Task description>
Each entry is to be given again precisely, and no picture may be carried over.

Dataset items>
##########
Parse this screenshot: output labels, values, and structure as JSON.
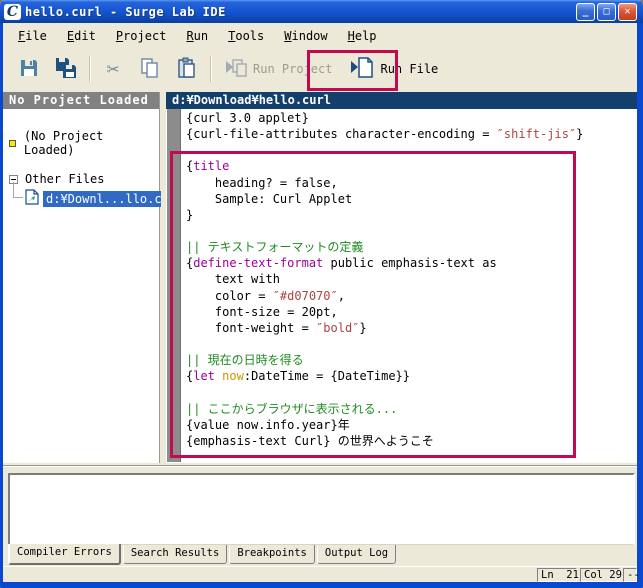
{
  "window": {
    "title": "hello.curl - Surge Lab IDE",
    "controls": {
      "minimize": "_",
      "maximize": "□",
      "close": "✕"
    }
  },
  "menu_bar": {
    "items": [
      {
        "key": "F",
        "rest": "ile"
      },
      {
        "key": "E",
        "rest": "dit"
      },
      {
        "key": "P",
        "rest": "roject"
      },
      {
        "key": "R",
        "rest": "un"
      },
      {
        "key": "T",
        "rest": "ools"
      },
      {
        "key": "W",
        "rest": "indow"
      },
      {
        "key": "H",
        "rest": "elp"
      }
    ]
  },
  "toolbar": {
    "icons": [
      "save-floppy-icon",
      "save-all-floppy-icon",
      "cut-scissors-icon",
      "copy-pages-icon",
      "paste-clipboard-icon",
      "run-project-icon",
      "run-file-icon"
    ],
    "cut_glyph": "✂",
    "run_project_label": "Run Project",
    "run_file_label": "Run File"
  },
  "project_panel": {
    "header": "No Project Loaded",
    "root_item": "(No Project Loaded)",
    "group_item": "Other Files",
    "file_item": "d:¥Downl...llo.curl",
    "selection_color": "#316AC5"
  },
  "editor": {
    "header": "d:¥Download¥hello.curl",
    "colors": {
      "p": "#000000",
      "k": "#990099",
      "s": "#AA4444",
      "c": "#218C21",
      "v": "#C79600"
    },
    "lines": [
      [
        [
          "p",
          "{curl 3.0 applet}"
        ]
      ],
      [
        [
          "p",
          "{curl-file-attributes character-encoding = "
        ],
        [
          "s",
          "″shift-jis″"
        ],
        [
          "p",
          "}"
        ]
      ],
      [],
      [
        [
          "p",
          "{"
        ],
        [
          "k",
          "title"
        ]
      ],
      [
        [
          "p",
          "    heading? = false,"
        ]
      ],
      [
        [
          "p",
          "    Sample: Curl Applet"
        ]
      ],
      [
        [
          "p",
          "}"
        ]
      ],
      [],
      [
        [
          "c",
          "|| テキストフォーマットの定義"
        ]
      ],
      [
        [
          "p",
          "{"
        ],
        [
          "k",
          "define-text-format"
        ],
        [
          "p",
          " public emphasis-text as"
        ]
      ],
      [
        [
          "p",
          "    text with"
        ]
      ],
      [
        [
          "p",
          "    color = "
        ],
        [
          "s",
          "″#d07070″"
        ],
        [
          "p",
          ","
        ]
      ],
      [
        [
          "p",
          "    font-size = 20pt,"
        ]
      ],
      [
        [
          "p",
          "    font-weight = "
        ],
        [
          "s",
          "″bold″"
        ],
        [
          "p",
          "}"
        ]
      ],
      [],
      [
        [
          "c",
          "|| 現在の日時を得る"
        ]
      ],
      [
        [
          "p",
          "{"
        ],
        [
          "k",
          "let"
        ],
        [
          "p",
          " "
        ],
        [
          "v",
          "now"
        ],
        [
          "p",
          ":DateTime = {DateTime}}"
        ]
      ],
      [],
      [
        [
          "c",
          "|| ここからブラウザに表示される..."
        ]
      ],
      [
        [
          "p",
          "{value now.info.year}年"
        ]
      ],
      [
        [
          "p",
          "{emphasis-text Curl} の世界へようこそ"
        ]
      ]
    ]
  },
  "annotations": {
    "color": "#C20A50"
  },
  "output_panel": {
    "content": ""
  },
  "bottom_tabs": {
    "items": [
      {
        "label": "Compiler Errors",
        "active": true
      },
      {
        "label": "Search Results",
        "active": false
      },
      {
        "label": "Breakpoints",
        "active": false
      },
      {
        "label": "Output Log",
        "active": false
      }
    ]
  },
  "status_bar": {
    "ln": "Ln  21",
    "col": "Col 29",
    "grip": "--"
  }
}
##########
Response to the exercise>
Parse this screenshot: output labels, values, and structure as JSON.
{
  "window": {
    "title": "hello.curl - Surge Lab IDE",
    "controls": {
      "minimize": "_",
      "maximize": "□",
      "close": "✕"
    }
  },
  "menu_bar": {
    "items": [
      {
        "key": "F",
        "rest": "ile"
      },
      {
        "key": "E",
        "rest": "dit"
      },
      {
        "key": "P",
        "rest": "roject"
      },
      {
        "key": "R",
        "rest": "un"
      },
      {
        "key": "T",
        "rest": "ools"
      },
      {
        "key": "W",
        "rest": "indow"
      },
      {
        "key": "H",
        "rest": "elp"
      }
    ]
  },
  "toolbar": {
    "icons": [
      "save-floppy-icon",
      "save-all-floppy-icon",
      "cut-scissors-icon",
      "copy-pages-icon",
      "paste-clipboard-icon",
      "run-project-icon",
      "run-file-icon"
    ],
    "cut_glyph": "✂",
    "run_project_label": "Run Project",
    "run_file_label": "Run File"
  },
  "project_panel": {
    "header": "No Project Loaded",
    "root_item": "(No Project Loaded)",
    "group_item": "Other Files",
    "file_item": "d:¥Downl...llo.curl",
    "selection_color": "#316AC5"
  },
  "editor": {
    "header": "d:¥Download¥hello.curl",
    "colors": {
      "p": "#000000",
      "k": "#990099",
      "s": "#AA4444",
      "c": "#218C21",
      "v": "#C79600"
    },
    "lines": [
      [
        [
          "p",
          "{curl 3.0 applet}"
        ]
      ],
      [
        [
          "p",
          "{curl-file-attributes character-encoding = "
        ],
        [
          "s",
          "″shift-jis″"
        ],
        [
          "p",
          "}"
        ]
      ],
      [],
      [
        [
          "p",
          "{"
        ],
        [
          "k",
          "title"
        ]
      ],
      [
        [
          "p",
          "    heading? = false,"
        ]
      ],
      [
        [
          "p",
          "    Sample: Curl Applet"
        ]
      ],
      [
        [
          "p",
          "}"
        ]
      ],
      [],
      [
        [
          "c",
          "|| テキストフォーマットの定義"
        ]
      ],
      [
        [
          "p",
          "{"
        ],
        [
          "k",
          "define-text-format"
        ],
        [
          "p",
          " public emphasis-text as"
        ]
      ],
      [
        [
          "p",
          "    text with"
        ]
      ],
      [
        [
          "p",
          "    color = "
        ],
        [
          "s",
          "″#d07070″"
        ],
        [
          "p",
          ","
        ]
      ],
      [
        [
          "p",
          "    font-size = 20pt,"
        ]
      ],
      [
        [
          "p",
          "    font-weight = "
        ],
        [
          "s",
          "″bold″"
        ],
        [
          "p",
          "}"
        ]
      ],
      [],
      [
        [
          "c",
          "|| 現在の日時を得る"
        ]
      ],
      [
        [
          "p",
          "{"
        ],
        [
          "k",
          "let"
        ],
        [
          "p",
          " "
        ],
        [
          "v",
          "now"
        ],
        [
          "p",
          ":DateTime = {DateTime}}"
        ]
      ],
      [],
      [
        [
          "c",
          "|| ここからブラウザに表示される..."
        ]
      ],
      [
        [
          "p",
          "{value now.info.year}年"
        ]
      ],
      [
        [
          "p",
          "{emphasis-text Curl} の世界へようこそ"
        ]
      ]
    ]
  },
  "annotations": {
    "color": "#C20A50"
  },
  "output_panel": {
    "content": ""
  },
  "bottom_tabs": {
    "items": [
      {
        "label": "Compiler Errors",
        "active": true
      },
      {
        "label": "Search Results",
        "active": false
      },
      {
        "label": "Breakpoints",
        "active": false
      },
      {
        "label": "Output Log",
        "active": false
      }
    ]
  },
  "status_bar": {
    "ln": "Ln  21",
    "col": "Col 29",
    "grip": "--"
  }
}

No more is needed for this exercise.